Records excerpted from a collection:
★ ★ ★ ★ ★
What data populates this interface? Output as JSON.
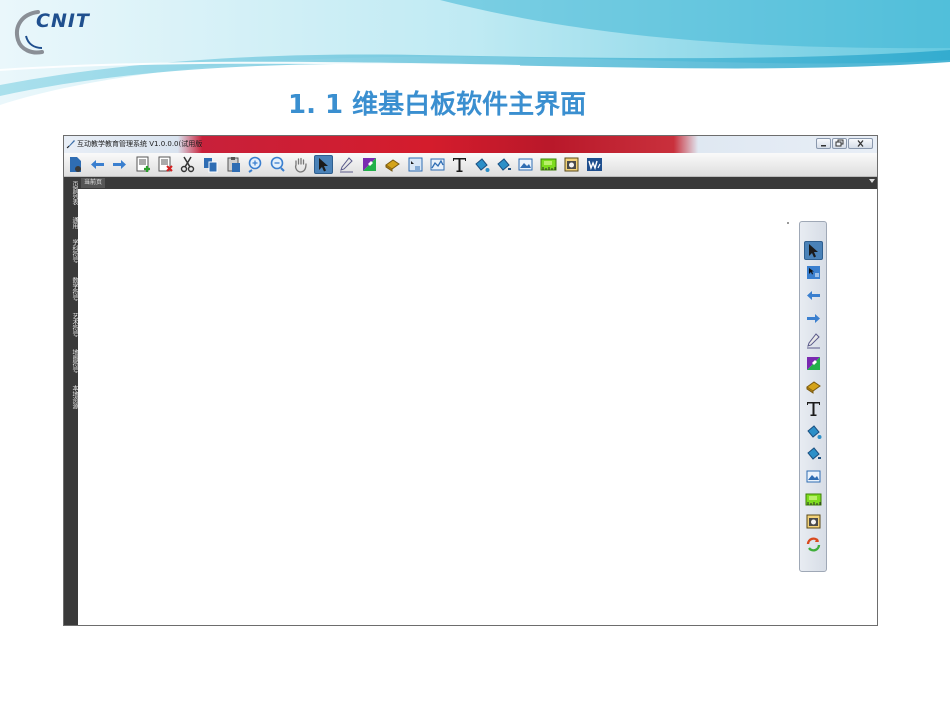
{
  "slide": {
    "logo_text": "CNIT",
    "title": "1. 1  维基白板软件主界面"
  },
  "app": {
    "window_title": "互动教学教育管理系统 V1.0.0.0(试用版",
    "window_controls": [
      "minimize-icon",
      "restore-icon",
      "close-icon"
    ],
    "toolbar_icons": [
      "new-page-icon",
      "undo-arrow-icon",
      "redo-arrow-icon",
      "add-page-icon",
      "delete-page-icon",
      "scissors-icon",
      "copy-icon",
      "paste-icon",
      "zoom-in-icon",
      "zoom-out-icon",
      "hand-pan-icon",
      "select-pointer-icon",
      "pen-icon",
      "color-palette-icon",
      "eraser-icon",
      "screen-capture-icon",
      "chart-icon",
      "text-icon",
      "fill-bucket-icon",
      "fill-bucket-alt-icon",
      "image-icon",
      "ruler-icon",
      "camera-icon",
      "wiki-icon"
    ],
    "active_tool": "select-pointer-icon",
    "sidebar_tabs": [
      "页面列表",
      "通用",
      "学科符号",
      "数学符号",
      "艺术符号",
      "地图符号",
      "本地资源"
    ],
    "page_tab": "当前页",
    "float_toolbar_icons": [
      "select-pointer-icon",
      "page-select-icon",
      "undo-arrow-icon",
      "redo-arrow-icon",
      "pen-icon",
      "color-palette-icon",
      "eraser-icon",
      "text-icon",
      "fill-bucket-icon",
      "fill-bucket-alt-icon",
      "image-icon",
      "ruler-icon",
      "camera-icon",
      "refresh-icon"
    ]
  },
  "colors": {
    "title_blue": "#3a8fd0",
    "logo_blue": "#1f4f8e",
    "titlebar_red": "#d41c2c",
    "sidebar_dark": "#3a3a3a"
  }
}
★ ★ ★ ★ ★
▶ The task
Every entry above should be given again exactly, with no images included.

▶ Answer box
What data populates this interface? Output as JSON.
{
  "slide": {
    "logo_text": "CNIT",
    "title": "1. 1  维基白板软件主界面"
  },
  "app": {
    "window_title": "互动教学教育管理系统 V1.0.0.0(试用版",
    "window_controls": [
      "minimize-icon",
      "restore-icon",
      "close-icon"
    ],
    "toolbar_icons": [
      "new-page-icon",
      "undo-arrow-icon",
      "redo-arrow-icon",
      "add-page-icon",
      "delete-page-icon",
      "scissors-icon",
      "copy-icon",
      "paste-icon",
      "zoom-in-icon",
      "zoom-out-icon",
      "hand-pan-icon",
      "select-pointer-icon",
      "pen-icon",
      "color-palette-icon",
      "eraser-icon",
      "screen-capture-icon",
      "chart-icon",
      "text-icon",
      "fill-bucket-icon",
      "fill-bucket-alt-icon",
      "image-icon",
      "ruler-icon",
      "camera-icon",
      "wiki-icon"
    ],
    "active_tool": "select-pointer-icon",
    "sidebar_tabs": [
      "页面列表",
      "通用",
      "学科符号",
      "数学符号",
      "艺术符号",
      "地图符号",
      "本地资源"
    ],
    "page_tab": "当前页",
    "float_toolbar_icons": [
      "select-pointer-icon",
      "page-select-icon",
      "undo-arrow-icon",
      "redo-arrow-icon",
      "pen-icon",
      "color-palette-icon",
      "eraser-icon",
      "text-icon",
      "fill-bucket-icon",
      "fill-bucket-alt-icon",
      "image-icon",
      "ruler-icon",
      "camera-icon",
      "refresh-icon"
    ]
  },
  "colors": {
    "title_blue": "#3a8fd0",
    "logo_blue": "#1f4f8e",
    "titlebar_red": "#d41c2c",
    "sidebar_dark": "#3a3a3a"
  }
}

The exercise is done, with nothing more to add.